However, canon law experts said that in order for the excommunication to have actual effect, it must be formally declared by the pope, and that that requires a process that could take into account several factors.

"This one is an automatic penalty, but in order for it to have effect in the external forum, it must be declared," said the Rev. James Conn, a professor of canon law at Rome's Pontifical Gregorian University.

"That doesn't mean it isn't binding in conscience on the person if he incurs it automatically ... (but) there needs to be a procedure before a penalty is declared," he said.

Attempts to reach Navarro-Valls on Friday were unsuccessful.

However, a Vatican official, speaking on condition of anonymity because he wasn't authorized to interpret church law, said Thursday that while church law provides for automatic excommunication, the fact that the prelates may have been pressured was important.

"There are two levels: The objective level, which says the law is automatic, and a subjective level, which only God knows. That is a matter between them and God," said the official.

Conn noted that Article 1323 in Canon Law sets out exceptions to when church penalties can be imposed, such as when someone "acted under the compulsion of grave fear, even if only relative, or by reason of necessity or grave inconvenience."

"If the act was not a free act, then it's less imputable, less punishable," Conn said.

In his statement, Navarro-Valls said Chinese bishops and priests had been subject to "strong pressures and to threats" to take part in the ordinations by "external entities to the church" — an apparent reference to the Chinese Patriotic Catholic Association, the church's official name in China.

"Various prelates have given a refusal to similar pressures, while others were not able to do anything but submit with great interior suffering," the statement continued.

Conn said at this point, only the bishops in question know whether they acted out of fear.

"If the individual himself knows that he did not act out of grave fear, he is burdened in conscience to carry out the excommunication," he said.

Conn likened the situation to that of a woman who obtains an abortion. The act of getting an abortion carries with it the same automatic excommunication. But since there is rarely a formal declaration of an excommunication for an abortion, the woman is burdened with the penalty in her conscience, he said.

Official ties between the Holy See and Beijing were severed after communists took control of China in 1949. While Benedict has reached out to Beijing in hopes of restoring ties, the ordinations this week set back the efforts.

In China, a senior official in the state-backed Catholic church said Friday that religious conflicts can only be addressed after the Vatican establishes diplomatic relations with Beijing.
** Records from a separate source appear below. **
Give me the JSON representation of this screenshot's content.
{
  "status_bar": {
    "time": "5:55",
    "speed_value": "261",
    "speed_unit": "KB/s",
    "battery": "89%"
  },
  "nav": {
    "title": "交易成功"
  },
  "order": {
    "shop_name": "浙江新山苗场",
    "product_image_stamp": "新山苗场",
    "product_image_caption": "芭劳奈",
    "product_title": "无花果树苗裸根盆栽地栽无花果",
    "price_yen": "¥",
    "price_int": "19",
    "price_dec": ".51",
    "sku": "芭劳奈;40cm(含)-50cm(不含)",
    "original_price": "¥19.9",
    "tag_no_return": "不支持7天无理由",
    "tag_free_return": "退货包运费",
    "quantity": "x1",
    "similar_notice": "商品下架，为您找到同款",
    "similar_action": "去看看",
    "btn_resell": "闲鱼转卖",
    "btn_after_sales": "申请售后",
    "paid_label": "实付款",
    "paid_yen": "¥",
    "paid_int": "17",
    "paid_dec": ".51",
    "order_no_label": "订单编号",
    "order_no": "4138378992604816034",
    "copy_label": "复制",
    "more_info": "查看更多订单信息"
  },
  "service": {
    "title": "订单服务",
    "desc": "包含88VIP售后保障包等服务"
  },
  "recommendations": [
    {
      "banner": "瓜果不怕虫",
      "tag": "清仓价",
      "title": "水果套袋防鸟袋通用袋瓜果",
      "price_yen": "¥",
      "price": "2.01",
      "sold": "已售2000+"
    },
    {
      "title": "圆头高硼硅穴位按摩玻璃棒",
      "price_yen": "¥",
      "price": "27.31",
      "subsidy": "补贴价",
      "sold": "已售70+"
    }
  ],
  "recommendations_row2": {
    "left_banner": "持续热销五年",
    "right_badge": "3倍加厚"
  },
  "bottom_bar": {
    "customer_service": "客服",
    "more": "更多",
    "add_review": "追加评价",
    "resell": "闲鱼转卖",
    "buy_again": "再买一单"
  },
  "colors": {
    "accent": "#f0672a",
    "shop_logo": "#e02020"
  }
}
Liu Bainian, vice chairman of the Chinese Patriotic Catholic Association, a state-backed agency that oversees administration of the Catholic church, called on the Vatican to change its policies toward China.
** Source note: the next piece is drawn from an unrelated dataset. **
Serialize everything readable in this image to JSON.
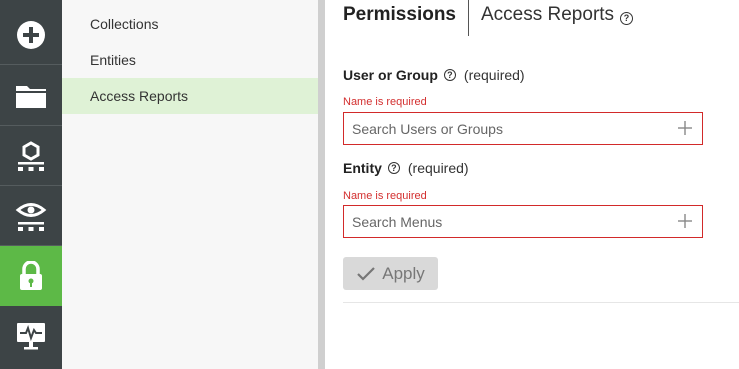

"Once the relationship between the Chinese government and the Vatican improves, the church issues can be resolved," Liu said in a telephone interview.

Liu's comments were the first official response since the Vatican lashed out against the Chinese church's ordination of the bishops.